WORK REQUIRED:
Write out each entry once more so that it matches the original exactly.

RECORD EXCERPTS:
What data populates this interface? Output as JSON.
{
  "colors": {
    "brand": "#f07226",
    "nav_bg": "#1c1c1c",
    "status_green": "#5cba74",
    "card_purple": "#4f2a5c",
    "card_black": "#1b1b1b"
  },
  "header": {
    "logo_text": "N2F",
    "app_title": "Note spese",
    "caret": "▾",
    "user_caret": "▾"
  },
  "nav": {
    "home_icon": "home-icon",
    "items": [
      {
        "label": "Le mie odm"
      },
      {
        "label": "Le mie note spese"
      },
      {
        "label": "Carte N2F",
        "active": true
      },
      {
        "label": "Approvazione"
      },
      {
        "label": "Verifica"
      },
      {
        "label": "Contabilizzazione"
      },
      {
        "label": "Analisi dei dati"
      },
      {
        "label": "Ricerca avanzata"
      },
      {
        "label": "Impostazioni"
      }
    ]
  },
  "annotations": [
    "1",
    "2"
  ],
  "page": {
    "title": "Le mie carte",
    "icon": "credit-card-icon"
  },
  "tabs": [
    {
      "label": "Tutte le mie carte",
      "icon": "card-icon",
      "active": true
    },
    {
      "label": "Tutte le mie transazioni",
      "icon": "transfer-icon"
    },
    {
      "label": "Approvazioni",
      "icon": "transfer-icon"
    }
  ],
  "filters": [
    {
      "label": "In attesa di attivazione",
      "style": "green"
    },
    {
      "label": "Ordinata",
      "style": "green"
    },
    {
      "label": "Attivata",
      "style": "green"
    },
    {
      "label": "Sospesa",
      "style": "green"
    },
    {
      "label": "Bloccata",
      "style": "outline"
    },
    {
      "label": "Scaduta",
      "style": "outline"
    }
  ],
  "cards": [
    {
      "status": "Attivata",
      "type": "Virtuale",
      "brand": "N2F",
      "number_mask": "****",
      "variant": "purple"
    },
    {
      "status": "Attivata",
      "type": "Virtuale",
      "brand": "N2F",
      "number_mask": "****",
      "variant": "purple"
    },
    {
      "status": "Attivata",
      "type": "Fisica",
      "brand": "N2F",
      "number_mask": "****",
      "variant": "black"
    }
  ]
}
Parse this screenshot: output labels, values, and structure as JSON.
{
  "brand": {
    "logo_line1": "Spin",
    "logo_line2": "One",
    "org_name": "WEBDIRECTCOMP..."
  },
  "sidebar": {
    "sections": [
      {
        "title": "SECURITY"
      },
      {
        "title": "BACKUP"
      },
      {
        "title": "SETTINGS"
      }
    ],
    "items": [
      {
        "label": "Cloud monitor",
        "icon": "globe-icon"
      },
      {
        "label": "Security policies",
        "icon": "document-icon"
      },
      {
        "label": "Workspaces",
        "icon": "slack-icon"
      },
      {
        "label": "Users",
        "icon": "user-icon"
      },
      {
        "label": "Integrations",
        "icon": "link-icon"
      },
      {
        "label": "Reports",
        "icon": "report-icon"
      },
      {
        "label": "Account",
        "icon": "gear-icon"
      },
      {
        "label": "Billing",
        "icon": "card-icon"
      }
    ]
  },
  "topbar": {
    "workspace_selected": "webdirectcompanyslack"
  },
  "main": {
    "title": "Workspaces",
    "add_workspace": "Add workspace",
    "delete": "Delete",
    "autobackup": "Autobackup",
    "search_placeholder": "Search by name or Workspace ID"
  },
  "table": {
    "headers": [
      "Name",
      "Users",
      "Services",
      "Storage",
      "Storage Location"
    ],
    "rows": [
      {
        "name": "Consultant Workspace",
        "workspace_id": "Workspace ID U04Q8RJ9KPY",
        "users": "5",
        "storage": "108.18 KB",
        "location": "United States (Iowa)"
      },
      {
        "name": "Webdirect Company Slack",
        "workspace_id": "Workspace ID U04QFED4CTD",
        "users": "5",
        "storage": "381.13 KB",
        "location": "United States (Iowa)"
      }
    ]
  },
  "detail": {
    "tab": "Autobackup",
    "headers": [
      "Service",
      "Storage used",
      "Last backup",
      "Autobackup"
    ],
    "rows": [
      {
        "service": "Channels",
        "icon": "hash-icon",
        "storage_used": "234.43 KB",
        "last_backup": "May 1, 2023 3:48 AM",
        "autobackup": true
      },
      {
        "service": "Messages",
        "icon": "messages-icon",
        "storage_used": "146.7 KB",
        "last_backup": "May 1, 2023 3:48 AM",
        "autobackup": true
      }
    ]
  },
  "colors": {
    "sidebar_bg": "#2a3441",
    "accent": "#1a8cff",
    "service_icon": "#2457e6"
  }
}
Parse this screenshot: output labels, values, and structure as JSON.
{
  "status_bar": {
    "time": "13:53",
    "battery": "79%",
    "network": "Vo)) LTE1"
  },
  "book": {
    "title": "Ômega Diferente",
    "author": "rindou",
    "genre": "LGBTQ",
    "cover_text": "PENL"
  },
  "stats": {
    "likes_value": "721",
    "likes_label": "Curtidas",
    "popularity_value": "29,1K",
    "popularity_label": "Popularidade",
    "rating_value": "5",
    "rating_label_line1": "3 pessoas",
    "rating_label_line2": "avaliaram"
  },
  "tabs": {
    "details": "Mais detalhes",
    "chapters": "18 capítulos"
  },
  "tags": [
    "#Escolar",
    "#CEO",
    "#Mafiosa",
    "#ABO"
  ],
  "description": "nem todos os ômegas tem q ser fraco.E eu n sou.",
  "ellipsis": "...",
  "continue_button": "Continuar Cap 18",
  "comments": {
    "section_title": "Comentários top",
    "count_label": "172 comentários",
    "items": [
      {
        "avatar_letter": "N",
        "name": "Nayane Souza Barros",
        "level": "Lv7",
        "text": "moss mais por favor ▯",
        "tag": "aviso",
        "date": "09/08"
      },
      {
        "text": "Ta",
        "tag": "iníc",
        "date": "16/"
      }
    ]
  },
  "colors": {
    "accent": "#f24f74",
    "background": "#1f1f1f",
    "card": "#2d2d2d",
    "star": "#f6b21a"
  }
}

RESPONSE BELOW:
What data populates this interface? Output as JSON.
{
  "colors": {
    "brand": "#f07226",
    "nav_bg": "#1c1c1c",
    "status_green": "#5cba74",
    "card_purple": "#4f2a5c",
    "card_black": "#1b1b1b"
  },
  "header": {
    "logo_text": "N2F",
    "app_title": "Note spese",
    "caret": "▾",
    "user_caret": "▾"
  },
  "nav": {
    "home_icon": "home-icon",
    "items": [
      {
        "label": "Le mie odm"
      },
      {
        "label": "Le mie note spese"
      },
      {
        "label": "Carte N2F",
        "active": true
      },
      {
        "label": "Approvazione"
      },
      {
        "label": "Verifica"
      },
      {
        "label": "Contabilizzazione"
      },
      {
        "label": "Analisi dei dati"
      },
      {
        "label": "Ricerca avanzata"
      },
      {
        "label": "Impostazioni"
      }
    ]
  },
  "annotations": [
    "1",
    "2"
  ],
  "page": {
    "title": "Le mie carte",
    "icon": "credit-card-icon"
  },
  "tabs": [
    {
      "label": "Tutte le mie carte",
      "icon": "card-icon",
      "active": true
    },
    {
      "label": "Tutte le mie transazioni",
      "icon": "transfer-icon"
    },
    {
      "label": "Approvazioni",
      "icon": "transfer-icon"
    }
  ],
  "filters": [
    {
      "label": "In attesa di attivazione",
      "style": "green"
    },
    {
      "label": "Ordinata",
      "style": "green"
    },
    {
      "label": "Attivata",
      "style": "green"
    },
    {
      "label": "Sospesa",
      "style": "green"
    },
    {
      "label": "Bloccata",
      "style": "outline"
    },
    {
      "label": "Scaduta",
      "style": "outline"
    }
  ],
  "cards": [
    {
      "status": "Attivata",
      "type": "Virtuale",
      "brand": "N2F",
      "number_mask": "****",
      "variant": "purple"
    },
    {
      "status": "Attivata",
      "type": "Virtuale",
      "brand": "N2F",
      "number_mask": "****",
      "variant": "purple"
    },
    {
      "status": "Attivata",
      "type": "Fisica",
      "brand": "N2F",
      "number_mask": "****",
      "variant": "black"
    }
  ]
}
Parse this screenshot: output labels, values, and structure as JSON.
{
  "brand": {
    "logo_line1": "Spin",
    "logo_line2": "One",
    "org_name": "WEBDIRECTCOMP..."
  },
  "sidebar": {
    "sections": [
      {
        "title": "SECURITY"
      },
      {
        "title": "BACKUP"
      },
      {
        "title": "SETTINGS"
      }
    ],
    "items": [
      {
        "label": "Cloud monitor",
        "icon": "globe-icon"
      },
      {
        "label": "Security policies",
        "icon": "document-icon"
      },
      {
        "label": "Workspaces",
        "icon": "slack-icon"
      },
      {
        "label": "Users",
        "icon": "user-icon"
      },
      {
        "label": "Integrations",
        "icon": "link-icon"
      },
      {
        "label": "Reports",
        "icon": "report-icon"
      },
      {
        "label": "Account",
        "icon": "gear-icon"
      },
      {
        "label": "Billing",
        "icon": "card-icon"
      }
    ]
  },
  "topbar": {
    "workspace_selected": "webdirectcompanyslack"
  },
  "main": {
    "title": "Workspaces",
    "add_workspace": "Add workspace",
    "delete": "Delete",
    "autobackup": "Autobackup",
    "search_placeholder": "Search by name or Workspace ID"
  },
  "table": {
    "headers": [
      "Name",
      "Users",
      "Services",
      "Storage",
      "Storage Location"
    ],
    "rows": [
      {
        "name": "Consultant Workspace",
        "workspace_id": "Workspace ID U04Q8RJ9KPY",
        "users": "5",
        "storage": "108.18 KB",
        "location": "United States (Iowa)"
      },
      {
        "name": "Webdirect Company Slack",
        "workspace_id": "Workspace ID U04QFED4CTD",
        "users": "5",
        "storage": "381.13 KB",
        "location": "United States (Iowa)"
      }
    ]
  },
  "detail": {
    "tab": "Autobackup",
    "headers": [
      "Service",
      "Storage used",
      "Last backup",
      "Autobackup"
    ],
    "rows": [
      {
        "service": "Channels",
        "icon": "hash-icon",
        "storage_used": "234.43 KB",
        "last_backup": "May 1, 2023 3:48 AM",
        "autobackup": true
      },
      {
        "service": "Messages",
        "icon": "messages-icon",
        "storage_used": "146.7 KB",
        "last_backup": "May 1, 2023 3:48 AM",
        "autobackup": true
      }
    ]
  },
  "colors": {
    "sidebar_bg": "#2a3441",
    "accent": "#1a8cff",
    "service_icon": "#2457e6"
  }
}
Parse this screenshot: output labels, values, and structure as JSON.
{
  "status_bar": {
    "time": "13:53",
    "battery": "79%",
    "network": "Vo)) LTE1"
  },
  "book": {
    "title": "Ômega Diferente",
    "author": "rindou",
    "genre": "LGBTQ",
    "cover_text": "PENL"
  },
  "stats": {
    "likes_value": "721",
    "likes_label": "Curtidas",
    "popularity_value": "29,1K",
    "popularity_label": "Popularidade",
    "rating_value": "5",
    "rating_label_line1": "3 pessoas",
    "rating_label_line2": "avaliaram"
  },
  "tabs": {
    "details": "Mais detalhes",
    "chapters": "18 capítulos"
  },
  "tags": [
    "#Escolar",
    "#CEO",
    "#Mafiosa",
    "#ABO"
  ],
  "description": "nem todos os ômegas tem q ser fraco.E eu n sou.",
  "ellipsis": "...",
  "continue_button": "Continuar Cap 18",
  "comments": {
    "section_title": "Comentários top",
    "count_label": "172 comentários",
    "items": [
      {
        "avatar_letter": "N",
        "name": "Nayane Souza Barros",
        "level": "Lv7",
        "text": "moss mais por favor ▯",
        "tag": "aviso",
        "date": "09/08"
      },
      {
        "text": "Ta",
        "tag": "iníc",
        "date": "16/"
      }
    ]
  },
  "colors": {
    "accent": "#f24f74",
    "background": "#1f1f1f",
    "card": "#2d2d2d",
    "star": "#f6b21a"
  }
}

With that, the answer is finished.